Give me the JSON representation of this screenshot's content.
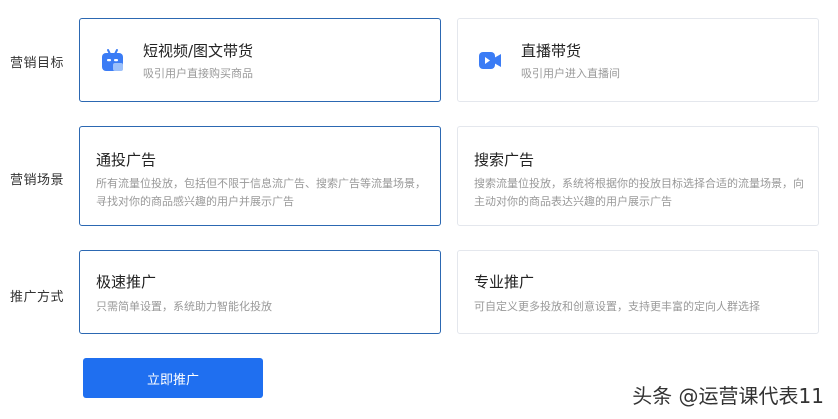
{
  "rows": {
    "goal": {
      "label": "营销目标"
    },
    "scene": {
      "label": "营销场景"
    },
    "method": {
      "label": "推广方式"
    }
  },
  "goal_options": [
    {
      "title": "短视频/图文带货",
      "desc": "吸引用户直接购买商品",
      "icon": "video-image-icon",
      "selected": true
    },
    {
      "title": "直播带货",
      "desc": "吸引用户进入直播间",
      "icon": "live-camera-icon",
      "selected": false
    }
  ],
  "scene_options": [
    {
      "title": "通投广告",
      "desc": "所有流量位投放，包括但不限于信息流广告、搜索广告等流量场景，寻找对你的商品感兴趣的用户并展示广告",
      "selected": true
    },
    {
      "title": "搜索广告",
      "desc": "搜索流量位投放，系统将根据你的投放目标选择合适的流量场景，向主动对你的商品表达兴趣的用户展示广告",
      "selected": false
    }
  ],
  "method_options": [
    {
      "title": "极速推广",
      "desc": "只需简单设置，系统助力智能化投放",
      "selected": true
    },
    {
      "title": "专业推广",
      "desc": "可自定义更多投放和创意设置，支持更丰富的定向人群选择",
      "selected": false
    }
  ],
  "submit": {
    "label": "立即推广"
  },
  "watermark": {
    "text": "头条 @运营课代表11"
  },
  "colors": {
    "accent": "#1f6ff0",
    "selected_border": "#2c68b2",
    "border": "#e4e7ed",
    "icon_blue": "#3b7cf5"
  }
}
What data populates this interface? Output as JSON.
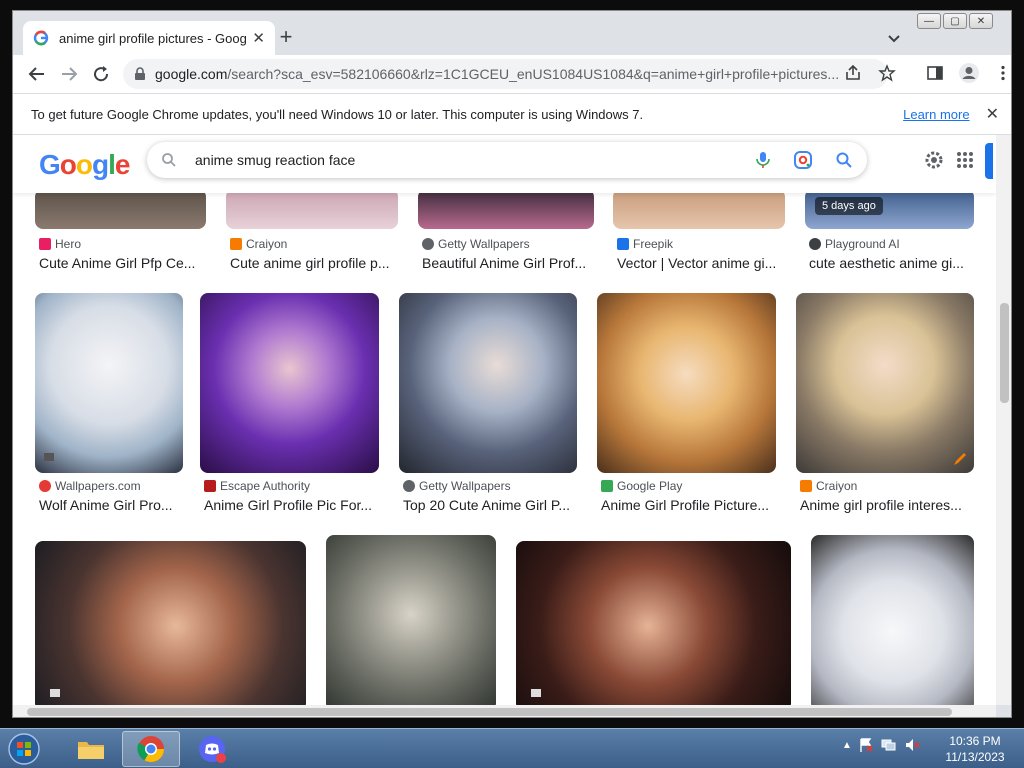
{
  "browser": {
    "tab_title": "anime girl profile pictures - Goog",
    "url_host": "google.com",
    "url_path": "/search?sca_esv=582106660&rlz=1C1GCEU_enUS1084US1084&q=anime+girl+profile+pictures..."
  },
  "infobar": {
    "message": "To get future Google Chrome updates, you'll need Windows 10 or later. This computer is using Windows 7.",
    "learn_more": "Learn more"
  },
  "google": {
    "logo": "Google",
    "query": "anime smug reaction face"
  },
  "rows": [
    {
      "items": [
        {
          "source": "Hero",
          "title": "Cute Anime Girl Pfp Ce...",
          "favicon": "#e91e63"
        },
        {
          "source": "Craiyon",
          "title": "Cute anime girl profile p...",
          "favicon": "#f57c00"
        },
        {
          "source": "Getty Wallpapers",
          "title": "Beautiful Anime Girl Prof...",
          "favicon": "#5f6368"
        },
        {
          "source": "Freepik",
          "title": "Vector | Vector anime gi...",
          "favicon": "#1a73e8"
        },
        {
          "source": "Playground AI",
          "title": "cute aesthetic anime gi...",
          "favicon": "#3c4043",
          "badge": "5 days ago"
        }
      ]
    },
    {
      "items": [
        {
          "source": "Wallpapers.com",
          "title": "Wolf Anime Girl Pro...",
          "favicon": "#e53935"
        },
        {
          "source": "Escape Authority",
          "title": "Anime Girl Profile Pic For...",
          "favicon": "#b71c1c"
        },
        {
          "source": "Getty Wallpapers",
          "title": "Top 20 Cute Anime Girl P...",
          "favicon": "#5f6368"
        },
        {
          "source": "Google Play",
          "title": "Anime Girl Profile Picture...",
          "favicon": "#34a853"
        },
        {
          "source": "Craiyon",
          "title": "Anime girl profile interes...",
          "favicon": "#f57c00"
        }
      ]
    }
  ],
  "taskbar": {
    "time": "10:36 PM",
    "date": "11/13/2023"
  }
}
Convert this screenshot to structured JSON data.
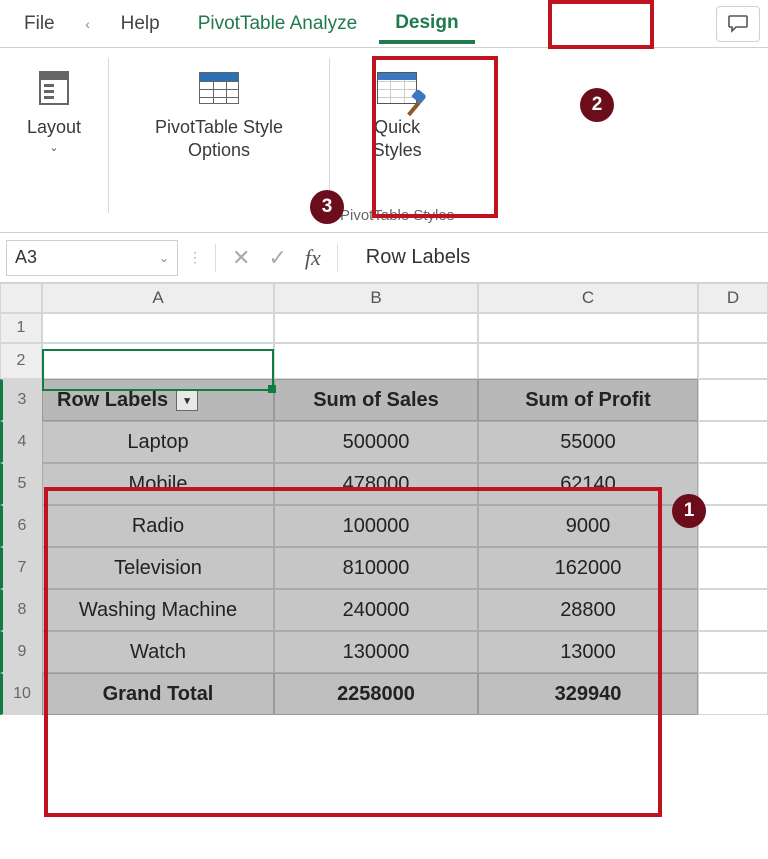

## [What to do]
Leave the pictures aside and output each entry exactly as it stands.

## [Written solution]
Give me the JSON representation of this screenshot's content.
{
  "rows": {
    "goal": {
      "label": "营销目标"
    },
    "scene": {
      "label": "营销场景"
    },
    "method": {
      "label": "推广方式"
    }
  },
  "goal_options": [
    {
      "title": "短视频/图文带货",
      "desc": "吸引用户直接购买商品",
      "icon": "video-image-icon",
      "selected": true
    },
    {
      "title": "直播带货",
      "desc": "吸引用户进入直播间",
      "icon": "live-camera-icon",
      "selected": false
    }
  ],
  "scene_options": [
    {
      "title": "通投广告",
      "desc": "所有流量位投放，包括但不限于信息流广告、搜索广告等流量场景，寻找对你的商品感兴趣的用户并展示广告",
      "selected": true
    },
    {
      "title": "搜索广告",
      "desc": "搜索流量位投放，系统将根据你的投放目标选择合适的流量场景，向主动对你的商品表达兴趣的用户展示广告",
      "selected": false
    }
  ],
  "method_options": [
    {
      "title": "极速推广",
      "desc": "只需简单设置，系统助力智能化投放",
      "selected": true
    },
    {
      "title": "专业推广",
      "desc": "可自定义更多投放和创意设置，支持更丰富的定向人群选择",
      "selected": false
    }
  ],
  "submit": {
    "label": "立即推广"
  },
  "watermark": {
    "text": "头条 @运营课代表11"
  },
  "colors": {
    "accent": "#1f6ff0",
    "selected_border": "#2c68b2",
    "border": "#e4e7ed",
    "icon_blue": "#3b7cf5"
  }
}
What data populates this interface? Output as JSON.
{
  "browser": {
    "tab_title": "anime girl profile pictures - Goog",
    "url_host": "google.com",
    "url_path": "/search?sca_esv=582106660&rlz=1C1GCEU_enUS1084US1084&q=anime+girl+profile+pictures..."
  },
  "infobar": {
    "message": "To get future Google Chrome updates, you'll need Windows 10 or later. This computer is using Windows 7.",
    "learn_more": "Learn more"
  },
  "google": {
    "logo": "Google",
    "query": "anime smug reaction face"
  },
  "rows": [
    {
      "items": [
        {
          "source": "Hero",
          "title": "Cute Anime Girl Pfp Ce...",
          "favicon": "#e91e63"
        },
        {
          "source": "Craiyon",
          "title": "Cute anime girl profile p...",
          "favicon": "#f57c00"
        },
        {
          "source": "Getty Wallpapers",
          "title": "Beautiful Anime Girl Prof...",
          "favicon": "#5f6368"
        },
        {
          "source": "Freepik",
          "title": "Vector | Vector anime gi...",
          "favicon": "#1a73e8"
        },
        {
          "source": "Playground AI",
          "title": "cute aesthetic anime gi...",
          "favicon": "#3c4043",
          "badge": "5 days ago"
        }
      ]
    },
    {
      "items": [
        {
          "source": "Wallpapers.com",
          "title": "Wolf Anime Girl Pro...",
          "favicon": "#e53935"
        },
        {
          "source": "Escape Authority",
          "title": "Anime Girl Profile Pic For...",
          "favicon": "#b71c1c"
        },
        {
          "source": "Getty Wallpapers",
          "title": "Top 20 Cute Anime Girl P...",
          "favicon": "#5f6368"
        },
        {
          "source": "Google Play",
          "title": "Anime Girl Profile Picture...",
          "favicon": "#34a853"
        },
        {
          "source": "Craiyon",
          "title": "Anime girl profile interes...",
          "favicon": "#f57c00"
        }
      ]
    }
  ],
  "taskbar": {
    "time": "10:36 PM",
    "date": "11/13/2023"
  }
}
Convert this screenshot to structured JSON data.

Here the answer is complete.